Four months of separation has been the best thing for my marriage, and not because of that cliche about absence making the heart grow fonder. I’m not pining for my husband, Tomwho’s on a four-month Navy deployment in Asia. I’m not getting misty-eyed over memories of us together. I haven’t even changed my desktop background to a treasured picture of the two of us. Instead, I’m feeling as satisfied as the day I walked toward him down the aisle three years ago. That’s because we’re talking — talking to a degree that could be considered meaningful communication.

For the first time since we tied the knot, I’m remembering who I am as a whole pie instead of just a slice. I’m tapping into the part of me that was a Goldstein before I was a Hayes. And, because we don’t have children, I am truly going it alone while he’s away.

We’ve spent long stretches of time apart before, when we lived in Japan during a two-year deployment. He would be at sea for months at a time, but it felt different because, at that time, we weren’t engaged or married. The uncertainty of our future made it harder to be alone. Fortunately, I had living and working in a foreign land to focus on.

This time around, there’s something about the forever of our commitment that takes the sting out of the loneliness. It’s a gift that has helped me gain the confidence to travel alone, be a third wheel with friends every weekend, dive into work, and reinvest in friendships that collected dust when Tom entered my life.

Tom is a lieutenant commander in the Navy. He’s usually working as an anesthesiologist at Walter Reed Navy Military Medical Center, but this summer he’s aboard the USNS Mercy, which is on a medical mission visiting Fiji, Papua New Guinea, the Philippines and Vietnam.

While aboard the Mercy, Tom shares a room with seven other physicians, some of whom are from Japan and Australia. He eats things like Sloppy Joes for dinner; in the mornings, he gets up before everyone else to try to score some Kashi GOLEAN cereal. He has limited access to the Internet, only through an official ship e-mail address. That means no Googling, which is how I ended up searching “betel nut” for him when the ship reached Papua New Guinea. The majority of his patients there were so fond of the stimulant that it affected their dental hygiene, making things like intubating challenging.

Because we’ve always had a playful relationship, I like to toy with him to see what I can get him to believe, like telling him that Matthew McConaughey has entered the presidential race or that Donald Trump is the leading Republican candidate. (Oh wait, that last one’s true.)

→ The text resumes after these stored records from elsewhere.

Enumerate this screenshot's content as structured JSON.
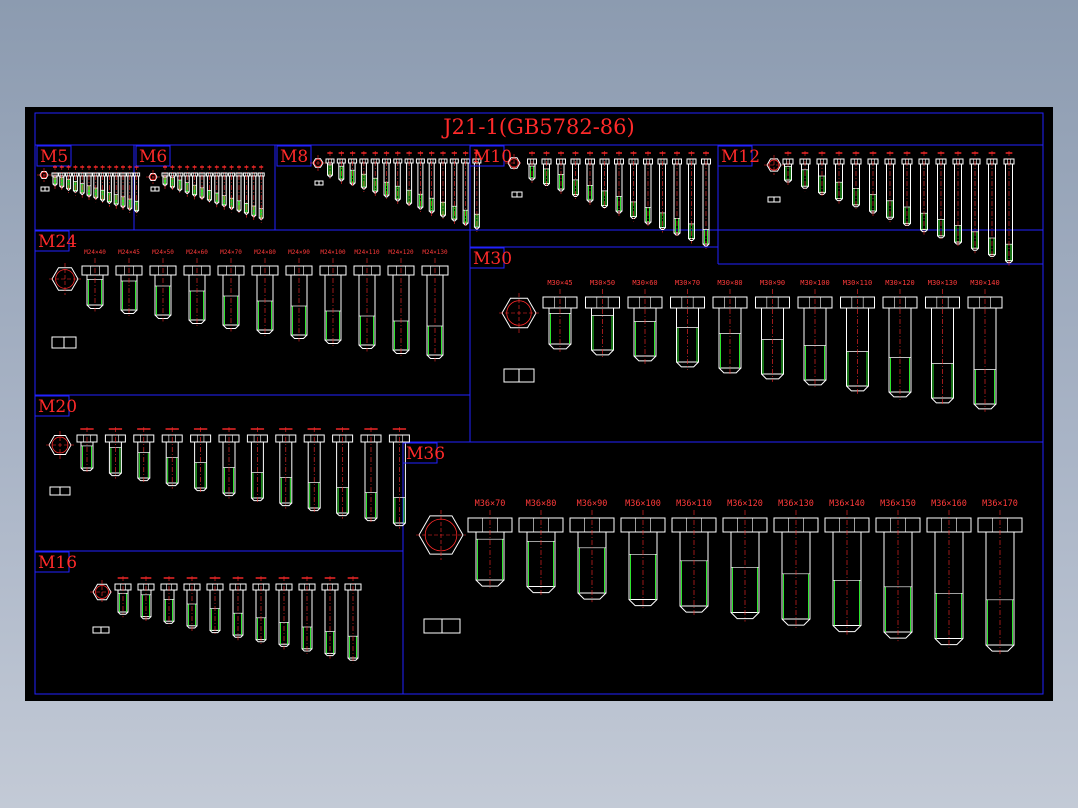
{
  "title": "J21-1(GB5782-86)",
  "sections": [
    {
      "id": "M5",
      "label": "M5",
      "items": [
        "",
        "",
        "",
        "",
        "",
        "",
        "",
        "",
        "",
        "",
        "",
        "",
        ""
      ]
    },
    {
      "id": "M6",
      "label": "M6",
      "items": [
        "",
        "",
        "",
        "",
        "",
        "",
        "",
        "",
        "",
        "",
        "",
        "",
        "",
        ""
      ]
    },
    {
      "id": "M8",
      "label": "M8",
      "items": [
        "",
        "",
        "",
        "",
        "",
        "",
        "",
        "",
        "",
        "",
        "",
        "",
        "",
        ""
      ]
    },
    {
      "id": "M10",
      "label": "M10",
      "items": [
        "",
        "",
        "",
        "",
        "",
        "",
        "",
        "",
        "",
        "",
        "",
        "",
        ""
      ]
    },
    {
      "id": "M12",
      "label": "M12",
      "items": [
        "",
        "",
        "",
        "",
        "",
        "",
        "",
        "",
        "",
        "",
        "",
        "",
        "",
        ""
      ]
    },
    {
      "id": "M24",
      "label": "M24",
      "items": [
        "M24×40",
        "M24×45",
        "M24×50",
        "M24×60",
        "M24×70",
        "M24×80",
        "M24×90",
        "M24×100",
        "M24×110",
        "M24×120",
        "M24×130"
      ]
    },
    {
      "id": "M30",
      "label": "M30",
      "items": [
        "M30×45",
        "M30×50",
        "M30×60",
        "M30×70",
        "M30×80",
        "M30×90",
        "M30×100",
        "M30×110",
        "M30×120",
        "M30×130",
        "M30×140"
      ]
    },
    {
      "id": "M20",
      "label": "M20",
      "items": [
        "",
        "",
        "",
        "",
        "",
        "",
        "",
        "",
        "",
        "",
        "",
        ""
      ]
    },
    {
      "id": "M36",
      "label": "M36",
      "items": [
        "M36×70",
        "M36×80",
        "M36×90",
        "M36×100",
        "M36×110",
        "M36×120",
        "M36×130",
        "M36×140",
        "M36×150",
        "M36×160",
        "M36×170"
      ]
    },
    {
      "id": "M16",
      "label": "M16",
      "items": [
        "",
        "",
        "",
        "",
        "",
        "",
        "",
        "",
        "",
        "",
        ""
      ]
    }
  ]
}
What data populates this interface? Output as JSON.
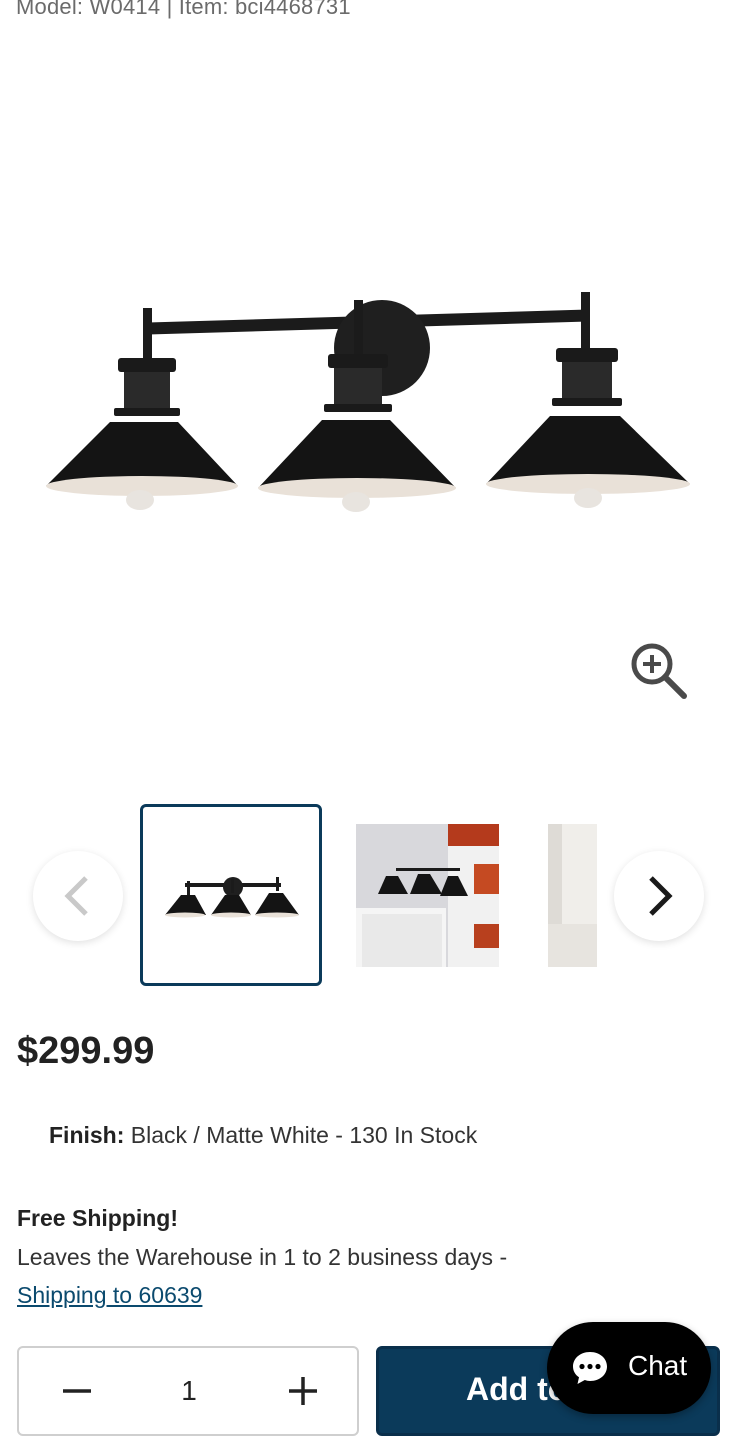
{
  "product": {
    "model_line": "Model: W0414 | Item: bci4468731",
    "price": "$299.99",
    "finish_label": "Finish:",
    "finish_value": " Black / Matte White - 130 In Stock"
  },
  "gallery": {
    "images": [
      "three-light-vanity-fixture",
      "vanity-in-bathroom",
      "bathroom-partial"
    ],
    "selected_index": 0
  },
  "shipping": {
    "title": "Free Shipping!",
    "description": "Leaves the Warehouse in 1 to 2 business days -",
    "link": "Shipping to 60639"
  },
  "purchase": {
    "quantity": "1",
    "add_label": "Add to Cart"
  },
  "chat": {
    "label": "Chat"
  },
  "colors": {
    "brand": "#0b3a5a",
    "link": "#0b4a6e",
    "chat": "#000000"
  }
}
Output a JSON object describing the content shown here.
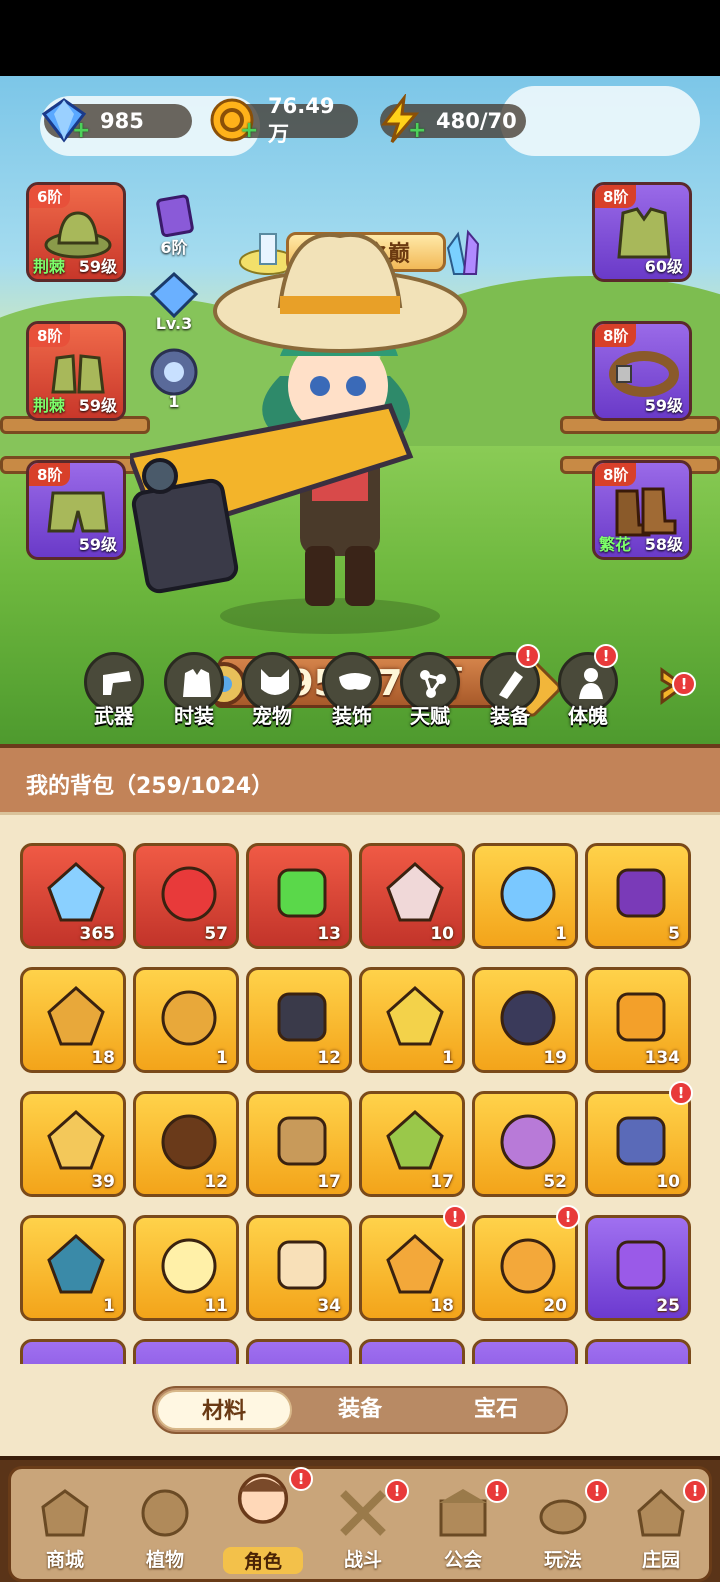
{
  "currencies": [
    {
      "name": "diamond-icon",
      "value": "985"
    },
    {
      "name": "coin-icon",
      "value": "76.49万"
    },
    {
      "name": "energy-icon",
      "value": "480/70"
    }
  ],
  "stage": {
    "title": "试炼之巅"
  },
  "left_equipment": [
    {
      "tier": "6阶",
      "tag": "荆棘",
      "level": "59级",
      "icon": "hat-icon",
      "color": "red"
    },
    {
      "tier": "8阶",
      "tag": "荆棘",
      "level": "59级",
      "icon": "gloves-icon",
      "color": "red"
    },
    {
      "tier": "8阶",
      "tag": "",
      "level": "59级",
      "icon": "shorts-icon",
      "color": "purple"
    }
  ],
  "right_equipment": [
    {
      "tier": "8阶",
      "tag": "",
      "level": "60级",
      "icon": "vest-icon",
      "color": "purple"
    },
    {
      "tier": "8阶",
      "tag": "",
      "level": "59级",
      "icon": "belt-icon",
      "color": "purple"
    },
    {
      "tier": "8阶",
      "tag": "繁花",
      "level": "58级",
      "icon": "boots-icon",
      "color": "purple"
    }
  ],
  "side_minis": [
    {
      "label": "6阶",
      "icon": "paw-card-icon"
    },
    {
      "label": "Lv.3",
      "icon": "crystal-icon"
    },
    {
      "label": "1",
      "icon": "orb-icon"
    }
  ],
  "power": {
    "value": "954.70万"
  },
  "functions": [
    {
      "label": "武器",
      "icon": "weapon-icon",
      "badge": false
    },
    {
      "label": "时装",
      "icon": "outfit-icon",
      "badge": false
    },
    {
      "label": "宠物",
      "icon": "pet-icon",
      "badge": false
    },
    {
      "label": "装饰",
      "icon": "mask-icon",
      "badge": false
    },
    {
      "label": "天赋",
      "icon": "talent-icon",
      "badge": false
    },
    {
      "label": "装备",
      "icon": "equipment-icon",
      "badge": true
    },
    {
      "label": "体魄",
      "icon": "physique-icon",
      "badge": true
    }
  ],
  "bag": {
    "title": "我的背包（259/1024）"
  },
  "items": [
    {
      "qty": "365",
      "color": "red",
      "icon": "star-crystal-icon",
      "alert": false
    },
    {
      "qty": "57",
      "color": "red",
      "icon": "red-potion-icon",
      "alert": false
    },
    {
      "qty": "13",
      "color": "red",
      "icon": "green-vial-icon",
      "alert": false
    },
    {
      "qty": "10",
      "color": "red",
      "icon": "knot-emblem-icon",
      "alert": false
    },
    {
      "qty": "1",
      "color": "gold",
      "icon": "water-drop-icon",
      "alert": false
    },
    {
      "qty": "5",
      "color": "gold",
      "icon": "skull-scroll-icon",
      "alert": false
    },
    {
      "qty": "18",
      "color": "gold",
      "icon": "gold-key-icon",
      "alert": false
    },
    {
      "qty": "1",
      "color": "gold",
      "icon": "gem-key-icon",
      "alert": false
    },
    {
      "qty": "12",
      "color": "gold",
      "icon": "prism-icon",
      "alert": false
    },
    {
      "qty": "1",
      "color": "gold",
      "icon": "gold-flower-icon",
      "alert": false
    },
    {
      "qty": "19",
      "color": "gold",
      "icon": "rune-stone-icon",
      "alert": false
    },
    {
      "qty": "134",
      "color": "gold",
      "icon": "orange-potion-icon",
      "alert": false
    },
    {
      "qty": "39",
      "color": "gold",
      "icon": "sand-pile-icon",
      "alert": false
    },
    {
      "qty": "12",
      "color": "gold",
      "icon": "ore-icon",
      "alert": false
    },
    {
      "qty": "17",
      "color": "gold",
      "icon": "flower-pot-icon",
      "alert": false
    },
    {
      "qty": "17",
      "color": "gold",
      "icon": "sprayer-icon",
      "alert": false
    },
    {
      "qty": "52",
      "color": "gold",
      "icon": "spell-book-icon",
      "alert": false
    },
    {
      "qty": "10",
      "color": "gold",
      "icon": "film-roll-icon",
      "alert": true
    },
    {
      "qty": "1",
      "color": "gold",
      "icon": "chip-icon",
      "alert": false
    },
    {
      "qty": "11",
      "color": "gold",
      "icon": "glow-flower-icon",
      "alert": false
    },
    {
      "qty": "34",
      "color": "gold",
      "icon": "knot-cookie-icon",
      "alert": false
    },
    {
      "qty": "18",
      "color": "gold",
      "icon": "mystery-seed-icon",
      "alert": true
    },
    {
      "qty": "20",
      "color": "gold",
      "icon": "mystery-lotus-icon",
      "alert": true
    },
    {
      "qty": "25",
      "color": "purple",
      "icon": "purple-bottle-icon",
      "alert": false
    }
  ],
  "tabs": [
    {
      "label": "材料",
      "active": true
    },
    {
      "label": "装备",
      "active": false
    },
    {
      "label": "宝石",
      "active": false
    }
  ],
  "nav": [
    {
      "label": "商城",
      "icon": "shop-icon",
      "badge": false,
      "active": false
    },
    {
      "label": "植物",
      "icon": "plant-icon",
      "badge": false,
      "active": false
    },
    {
      "label": "角色",
      "icon": "character-icon",
      "badge": true,
      "active": true
    },
    {
      "label": "战斗",
      "icon": "battle-icon",
      "badge": true,
      "active": false
    },
    {
      "label": "公会",
      "icon": "guild-icon",
      "badge": true,
      "active": false
    },
    {
      "label": "玩法",
      "icon": "gameplay-icon",
      "badge": true,
      "active": false
    },
    {
      "label": "庄园",
      "icon": "manor-icon",
      "badge": true,
      "active": false
    }
  ]
}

He does, however, have access to a phone — and that’s where the magic comes in. Unless a ship antenna is on the fritz, we get to talk by phone every day, typically for 20 to 30 minutes. When was the last time you got to speak to your partner, uninterrupted, for 30 minutes a day for four months? I bet it was back in middle school when you purposefully stretched calls with your crush to persuade Mom and Dad to get you your own phone line.

We are lucky, spoiled even, to get to connect without distraction. No one is checking tweets or texting with colleagues while the other yammers on. He doesn’t have a choice, and I force myself to even the playing field by stepping away from the computer or turning off the TV. The focus is exhilarating. He’s hanging on to my every word for the first time since we were getting to know each other when we met in 2007, and I find myself doing the same.

The conversation topics aren’t profound — we aren’t discussing childhood memories or great works of literature — but it doesn’t matter. I care that he’s found happiness from getting his hands on the final episodes of this season’s “Game of Thrones,” or that his roommate was responsible for tranquilizing horses from a helicopter in Fiji.

We have our faux independence to thank for the healthy flow of conversation. Do I fess up to my little solo-living victories, such as using the washing machine as a hamper and forgoing the toilet paper ring altogether? No. Do I disclose that I stayed at Cashion’s Eat Place past whatever unspoken marital curfew we had given each other? Not really.

But relearning and rediscovering who I am gives us a lot to talk about because he’s doing the same. Navigating a solo life, albeit temporary, is a bit like relearning an old hobby, like trying to play an exhaustive, ball-chasing game of singles tennis after playing doubles comfortably without breaking a sweat for years. It takes some time to relearn the game.

Before my husband left, our relationship wasn’t rocky, but it wasn’t perfect. Our dog passed away suddenly; our condo was damaged in a flood; and both of our careers were demanding most of our attention. So much life was happening around us that we forgot to do the living together.

I can’t wait for him to return in September knowing what I know now — slowing down to both talk and listen can help you fall in love all over again. So can taking little timeouts to remind you of the person you were before you were part of a “we.”